■ Website and app data records:

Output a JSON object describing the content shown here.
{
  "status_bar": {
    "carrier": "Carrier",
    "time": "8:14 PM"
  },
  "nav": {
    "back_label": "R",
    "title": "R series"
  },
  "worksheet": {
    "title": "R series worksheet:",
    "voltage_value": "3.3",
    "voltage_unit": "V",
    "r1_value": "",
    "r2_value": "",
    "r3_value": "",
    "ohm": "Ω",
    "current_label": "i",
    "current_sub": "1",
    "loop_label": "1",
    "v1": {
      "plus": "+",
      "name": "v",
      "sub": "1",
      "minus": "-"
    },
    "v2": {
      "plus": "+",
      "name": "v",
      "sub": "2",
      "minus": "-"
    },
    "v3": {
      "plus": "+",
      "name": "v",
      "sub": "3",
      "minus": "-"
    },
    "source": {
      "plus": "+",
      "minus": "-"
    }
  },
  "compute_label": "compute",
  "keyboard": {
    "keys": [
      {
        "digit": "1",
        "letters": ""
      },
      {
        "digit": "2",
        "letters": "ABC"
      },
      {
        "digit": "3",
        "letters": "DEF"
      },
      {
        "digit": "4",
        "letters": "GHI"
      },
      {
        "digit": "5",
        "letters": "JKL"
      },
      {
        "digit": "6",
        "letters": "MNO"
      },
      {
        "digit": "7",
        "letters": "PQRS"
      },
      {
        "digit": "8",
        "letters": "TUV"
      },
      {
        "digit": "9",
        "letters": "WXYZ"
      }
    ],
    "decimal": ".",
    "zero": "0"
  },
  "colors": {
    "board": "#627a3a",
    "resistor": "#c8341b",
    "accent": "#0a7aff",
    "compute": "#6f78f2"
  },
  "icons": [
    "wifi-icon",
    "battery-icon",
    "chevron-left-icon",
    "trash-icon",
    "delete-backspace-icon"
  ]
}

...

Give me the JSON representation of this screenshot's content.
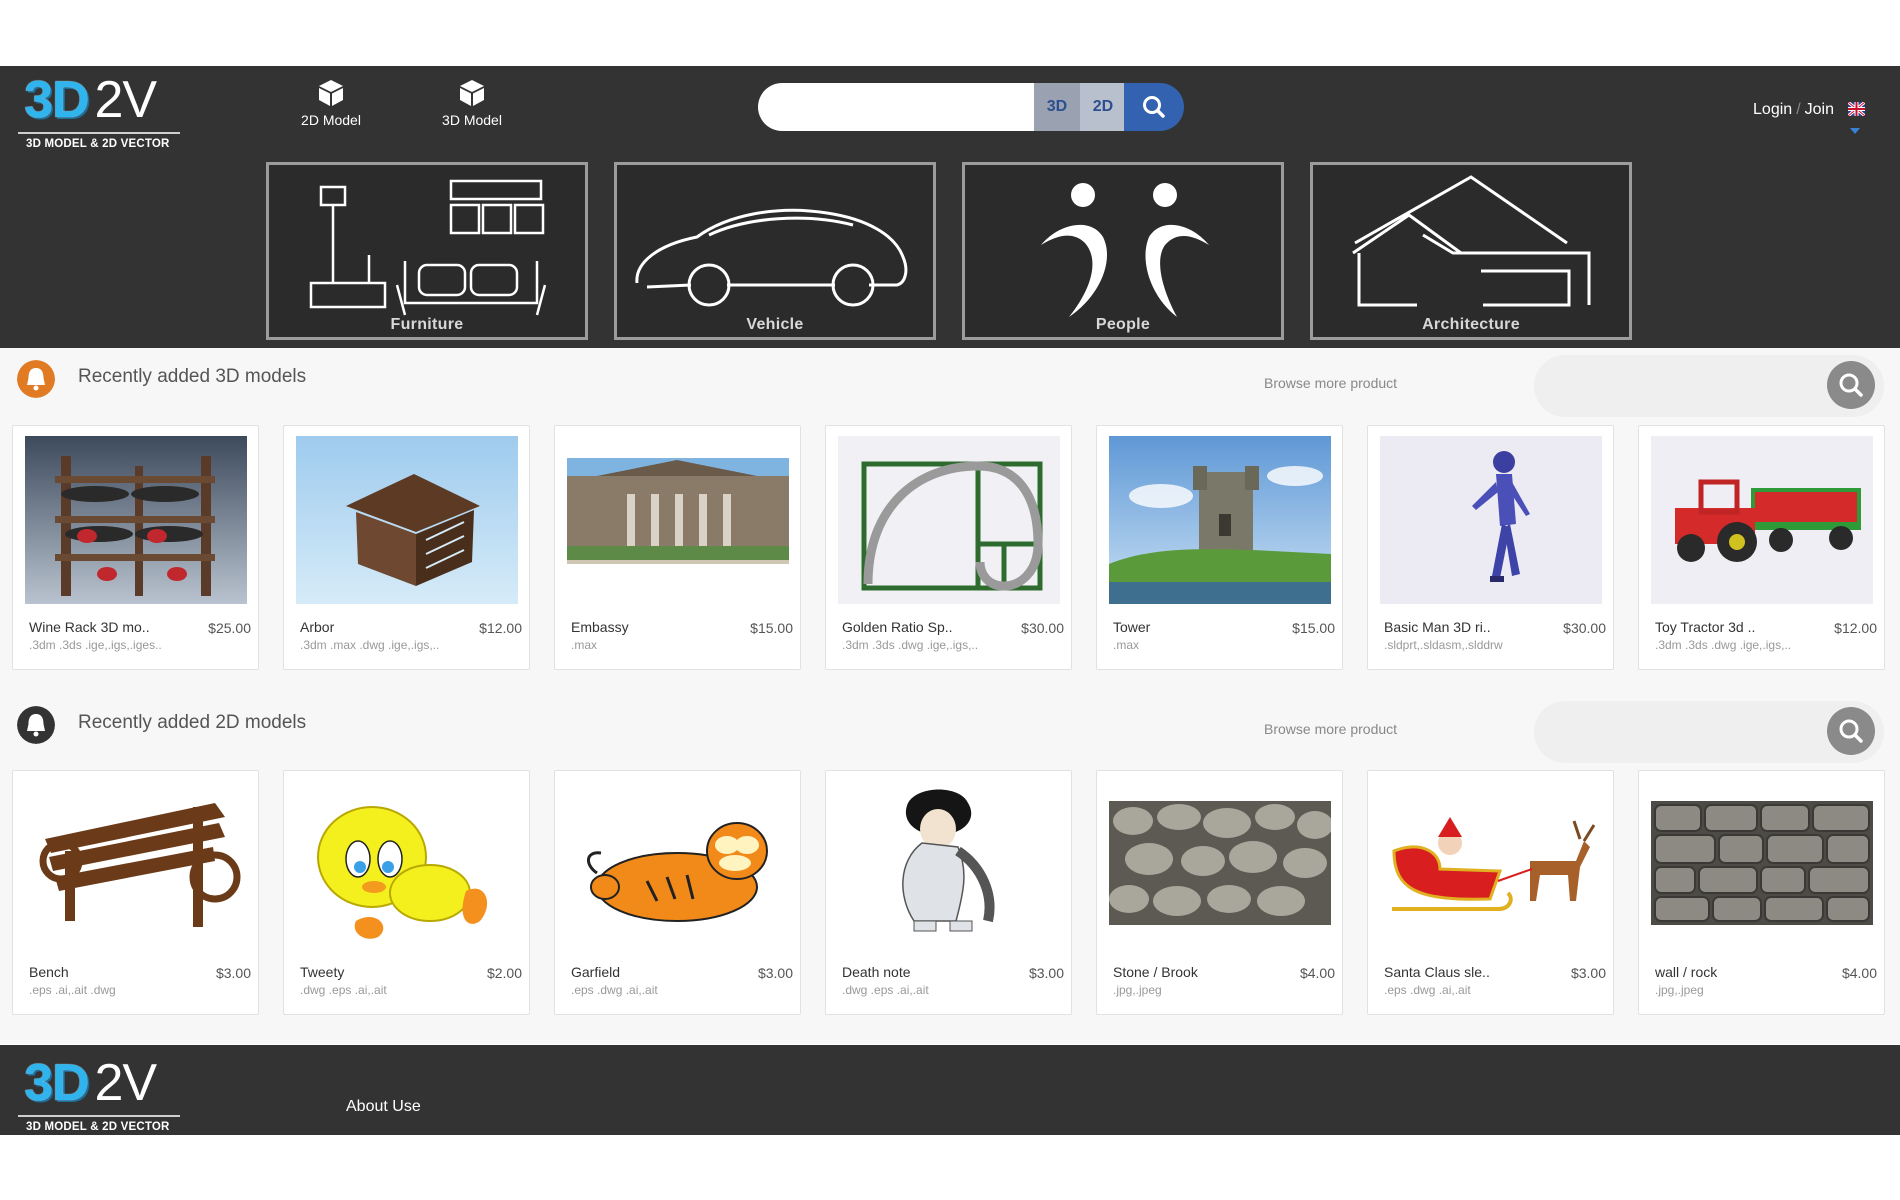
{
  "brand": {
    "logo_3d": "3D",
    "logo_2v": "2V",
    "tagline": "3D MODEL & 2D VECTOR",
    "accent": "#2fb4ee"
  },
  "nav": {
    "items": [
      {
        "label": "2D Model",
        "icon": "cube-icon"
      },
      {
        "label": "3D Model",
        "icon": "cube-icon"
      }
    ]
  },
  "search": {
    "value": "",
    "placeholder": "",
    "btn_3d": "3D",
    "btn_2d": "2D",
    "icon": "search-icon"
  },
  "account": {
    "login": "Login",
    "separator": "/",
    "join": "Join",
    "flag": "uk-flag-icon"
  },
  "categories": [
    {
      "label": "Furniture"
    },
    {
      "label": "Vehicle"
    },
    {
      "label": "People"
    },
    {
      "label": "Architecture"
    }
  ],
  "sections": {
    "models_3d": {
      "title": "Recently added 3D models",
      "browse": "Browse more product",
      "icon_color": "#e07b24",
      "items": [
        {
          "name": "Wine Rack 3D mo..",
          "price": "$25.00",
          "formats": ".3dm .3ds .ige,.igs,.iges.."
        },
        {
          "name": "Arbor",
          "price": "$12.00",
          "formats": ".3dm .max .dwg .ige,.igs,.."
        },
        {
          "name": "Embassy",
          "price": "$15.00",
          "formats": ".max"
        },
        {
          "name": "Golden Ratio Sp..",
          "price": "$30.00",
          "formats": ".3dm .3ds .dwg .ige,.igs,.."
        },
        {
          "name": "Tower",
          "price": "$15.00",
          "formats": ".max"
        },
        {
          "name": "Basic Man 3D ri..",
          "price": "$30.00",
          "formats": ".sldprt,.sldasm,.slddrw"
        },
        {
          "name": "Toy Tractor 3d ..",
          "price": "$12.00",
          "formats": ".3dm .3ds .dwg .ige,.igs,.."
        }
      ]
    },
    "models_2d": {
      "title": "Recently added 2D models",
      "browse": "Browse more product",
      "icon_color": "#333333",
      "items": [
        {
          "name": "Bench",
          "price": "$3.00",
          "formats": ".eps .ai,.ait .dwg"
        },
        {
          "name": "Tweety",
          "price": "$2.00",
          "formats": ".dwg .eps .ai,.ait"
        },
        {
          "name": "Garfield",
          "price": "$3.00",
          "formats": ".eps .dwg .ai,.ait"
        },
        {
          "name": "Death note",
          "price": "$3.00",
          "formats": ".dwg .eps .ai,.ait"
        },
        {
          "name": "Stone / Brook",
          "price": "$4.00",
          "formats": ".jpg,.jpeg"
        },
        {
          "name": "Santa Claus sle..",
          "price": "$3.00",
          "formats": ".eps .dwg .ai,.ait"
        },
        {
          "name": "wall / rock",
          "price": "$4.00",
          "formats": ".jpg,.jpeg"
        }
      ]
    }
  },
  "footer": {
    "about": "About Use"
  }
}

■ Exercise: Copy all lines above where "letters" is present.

■ Answer to this problem:
        "letters": ""
        "letters": "ABC"
        "letters": "DEF"
        "letters": "GHI"
        "letters": "JKL"
        "letters": "MNO"
        "letters": "PQRS"
        "letters": "TUV"
        "letters": "WXYZ"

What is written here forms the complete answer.